━━━━━ Dataset entries ━━━━━
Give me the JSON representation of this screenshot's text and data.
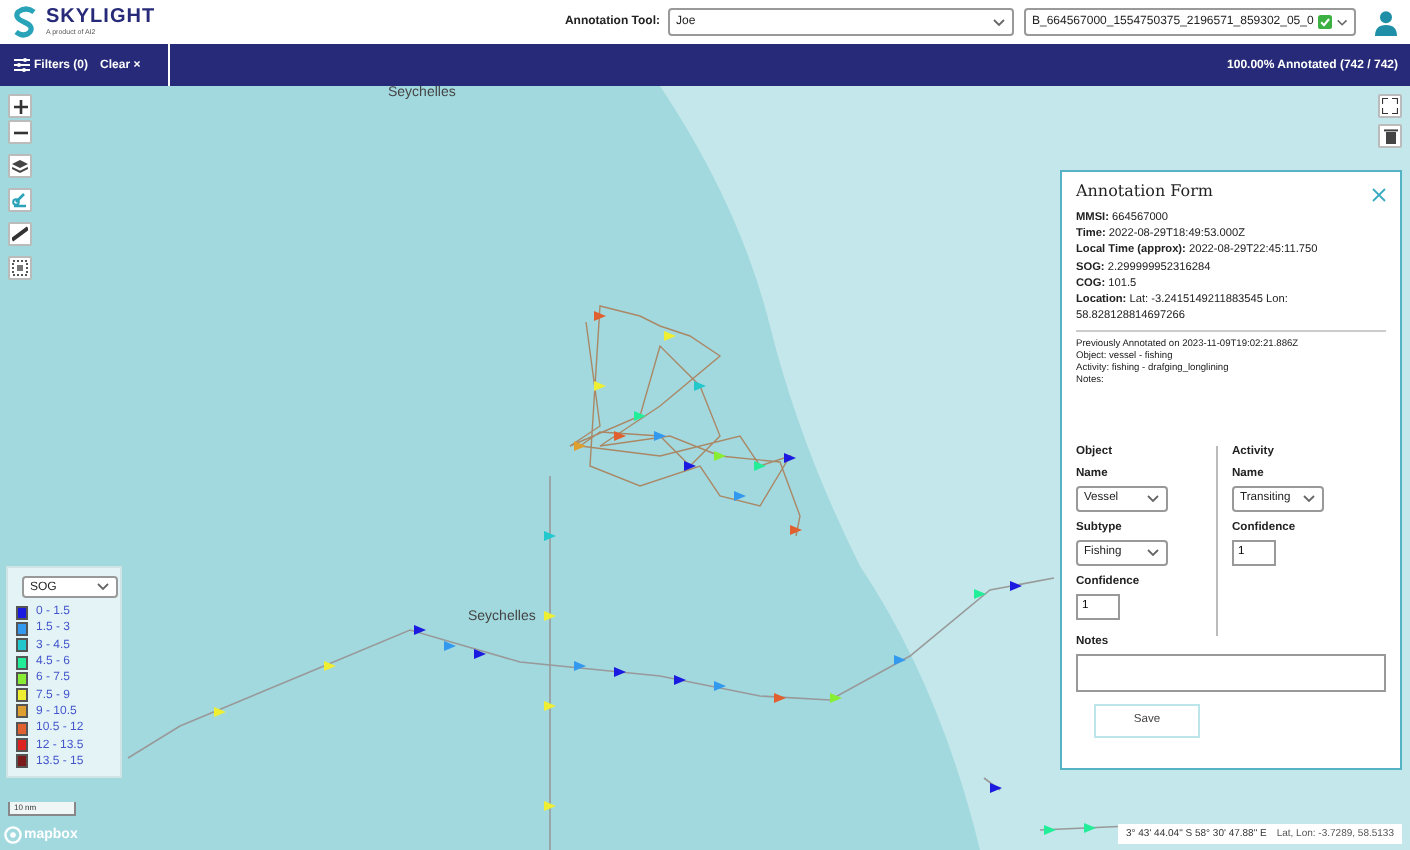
{
  "header": {
    "logo_title": "SKYLIGHT",
    "logo_subtitle": "A product of AI2",
    "annotation_tool_label": "Annotation Tool:",
    "annotator": "Joe",
    "track_id": "B_664567000_1554750375_2196571_859302_05_0",
    "track_done": true
  },
  "toolbar": {
    "filters": "Filters (0)",
    "clear": "Clear ×",
    "progress": "100.00% Annotated (742 / 742)"
  },
  "map": {
    "labels": [
      "Seychelles",
      "Seychelles"
    ],
    "scale": "10 nm",
    "attribution": "mapbox",
    "coordinates": "3° 43' 44.04\" S 58° 30' 47.88\" E",
    "latlon": "Lat, Lon: -3.7289, 58.5133"
  },
  "legend": {
    "dropdown": "SOG",
    "items": [
      {
        "label": "0 - 1.5",
        "color": "#1a1ae0"
      },
      {
        "label": "1.5 - 3",
        "color": "#3399ee"
      },
      {
        "label": "3 - 4.5",
        "color": "#22c8cc"
      },
      {
        "label": "4.5 - 6",
        "color": "#22ee99"
      },
      {
        "label": "6 - 7.5",
        "color": "#88ee33"
      },
      {
        "label": "7.5 - 9",
        "color": "#eeee33"
      },
      {
        "label": "9 - 10.5",
        "color": "#dda030"
      },
      {
        "label": "10.5 - 12",
        "color": "#e06030"
      },
      {
        "label": "12 - 13.5",
        "color": "#dd2222"
      },
      {
        "label": "13.5 - 15",
        "color": "#7a1a1a"
      }
    ]
  },
  "form": {
    "title": "Annotation Form",
    "details": [
      "**MMSI:** 664567000",
      "**Time:** 2022-08-29T18:49:53.000Z",
      "**Local Time (approx):** 2022-08-29T22:45:11.750",
      "**SOG:** 2.299999952316284",
      "**COG:** 101.5",
      "**Location:** Lat: -3.2415149211883545 Lon: 58.828128814697266"
    ],
    "previous": [
      "Previously Annotated on 2023-11-09T19:02:21.886Z",
      "Object: vessel - fishing",
      "Activity: fishing - drafging_longlining",
      "Notes:"
    ],
    "columns": [
      {
        "heading": "Object",
        "fields": [
          {
            "kind": "select",
            "label": "Name",
            "value": "Vessel"
          },
          {
            "kind": "select",
            "label": "Subtype",
            "value": "Fishing"
          },
          {
            "kind": "input",
            "label": "Confidence",
            "value": "1"
          }
        ]
      },
      {
        "heading": "Activity",
        "fields": [
          {
            "kind": "select",
            "label": "Name",
            "value": "Transiting"
          },
          {
            "kind": "input",
            "label": "Confidence",
            "value": "1"
          }
        ]
      }
    ],
    "notes_label": "Notes",
    "save": "Save"
  }
}
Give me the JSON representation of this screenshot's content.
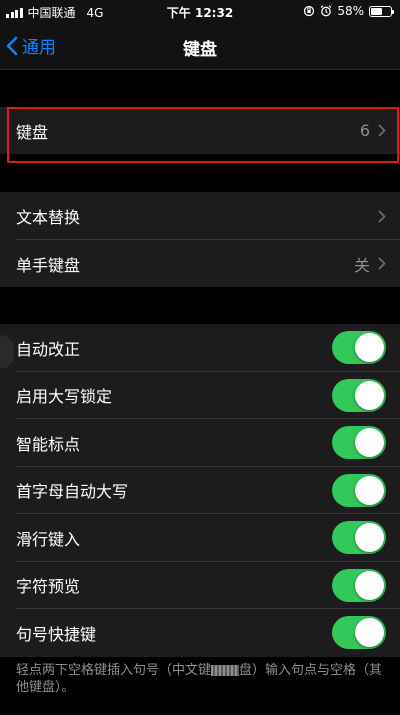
{
  "status_bar": {
    "carrier": "中国联通",
    "network": "4G",
    "time": "下午 12:32",
    "battery": "58%",
    "battery_level": 0.58
  },
  "nav": {
    "back_label": "通用",
    "title": "键盘"
  },
  "keyboards_row": {
    "label": "键盘",
    "value": "6"
  },
  "group2": [
    {
      "label": "文本替换",
      "value": ""
    },
    {
      "label": "单手键盘",
      "value": "关"
    }
  ],
  "toggles": [
    {
      "label": "自动改正",
      "on": true
    },
    {
      "label": "启用大写锁定",
      "on": true
    },
    {
      "label": "智能标点",
      "on": true
    },
    {
      "label": "首字母自动大写",
      "on": true
    },
    {
      "label": "滑行键入",
      "on": true
    },
    {
      "label": "字符预览",
      "on": true
    },
    {
      "label": "句号快捷键",
      "on": true
    }
  ],
  "footer": {
    "part1": "轻点两下空格键插入句号（中文键",
    "part2": "盘）输入句点与空格（其他键盘）。"
  },
  "colors": {
    "accent": "#0a84ff",
    "toggle_on": "#34c759",
    "highlight": "#e0191b"
  }
}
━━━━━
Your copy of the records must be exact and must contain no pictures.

--- Exercise response ---
Give me the JSON representation of this screenshot's text and data.
{
  "header": {
    "logo_title": "SKYLIGHT",
    "logo_subtitle": "A product of AI2",
    "annotation_tool_label": "Annotation Tool:",
    "annotator": "Joe",
    "track_id": "B_664567000_1554750375_2196571_859302_05_0",
    "track_done": true
  },
  "toolbar": {
    "filters": "Filters (0)",
    "clear": "Clear ×",
    "progress": "100.00% Annotated (742 / 742)"
  },
  "map": {
    "labels": [
      "Seychelles",
      "Seychelles"
    ],
    "scale": "10 nm",
    "attribution": "mapbox",
    "coordinates": "3° 43' 44.04\" S 58° 30' 47.88\" E",
    "latlon": "Lat, Lon: -3.7289, 58.5133"
  },
  "legend": {
    "dropdown": "SOG",
    "items": [
      {
        "label": "0 - 1.5",
        "color": "#1a1ae0"
      },
      {
        "label": "1.5 - 3",
        "color": "#3399ee"
      },
      {
        "label": "3 - 4.5",
        "color": "#22c8cc"
      },
      {
        "label": "4.5 - 6",
        "color": "#22ee99"
      },
      {
        "label": "6 - 7.5",
        "color": "#88ee33"
      },
      {
        "label": "7.5 - 9",
        "color": "#eeee33"
      },
      {
        "label": "9 - 10.5",
        "color": "#dda030"
      },
      {
        "label": "10.5 - 12",
        "color": "#e06030"
      },
      {
        "label": "12 - 13.5",
        "color": "#dd2222"
      },
      {
        "label": "13.5 - 15",
        "color": "#7a1a1a"
      }
    ]
  },
  "form": {
    "title": "Annotation Form",
    "details": [
      "**MMSI:** 664567000",
      "**Time:** 2022-08-29T18:49:53.000Z",
      "**Local Time (approx):** 2022-08-29T22:45:11.750",
      "**SOG:** 2.299999952316284",
      "**COG:** 101.5",
      "**Location:** Lat: -3.2415149211883545 Lon: 58.828128814697266"
    ],
    "previous": [
      "Previously Annotated on 2023-11-09T19:02:21.886Z",
      "Object: vessel - fishing",
      "Activity: fishing - drafging_longlining",
      "Notes:"
    ],
    "columns": [
      {
        "heading": "Object",
        "fields": [
          {
            "kind": "select",
            "label": "Name",
            "value": "Vessel"
          },
          {
            "kind": "select",
            "label": "Subtype",
            "value": "Fishing"
          },
          {
            "kind": "input",
            "label": "Confidence",
            "value": "1"
          }
        ]
      },
      {
        "heading": "Activity",
        "fields": [
          {
            "kind": "select",
            "label": "Name",
            "value": "Transiting"
          },
          {
            "kind": "input",
            "label": "Confidence",
            "value": "1"
          }
        ]
      }
    ],
    "notes_label": "Notes",
    "save": "Save"
  }
}
Give me the JSON representation of this screenshot's content.
{
  "status_bar": {
    "carrier": "中国联通",
    "network": "4G",
    "time": "下午 12:32",
    "battery": "58%",
    "battery_level": 0.58
  },
  "nav": {
    "back_label": "通用",
    "title": "键盘"
  },
  "keyboards_row": {
    "label": "键盘",
    "value": "6"
  },
  "group2": [
    {
      "label": "文本替换",
      "value": ""
    },
    {
      "label": "单手键盘",
      "value": "关"
    }
  ],
  "toggles": [
    {
      "label": "自动改正",
      "on": true
    },
    {
      "label": "启用大写锁定",
      "on": true
    },
    {
      "label": "智能标点",
      "on": true
    },
    {
      "label": "首字母自动大写",
      "on": true
    },
    {
      "label": "滑行键入",
      "on": true
    },
    {
      "label": "字符预览",
      "on": true
    },
    {
      "label": "句号快捷键",
      "on": true
    }
  ],
  "footer": {
    "part1": "轻点两下空格键插入句号（中文键",
    "part2": "盘）输入句点与空格（其他键盘）。"
  },
  "colors": {
    "accent": "#0a84ff",
    "toggle_on": "#34c759",
    "highlight": "#e0191b"
  }
}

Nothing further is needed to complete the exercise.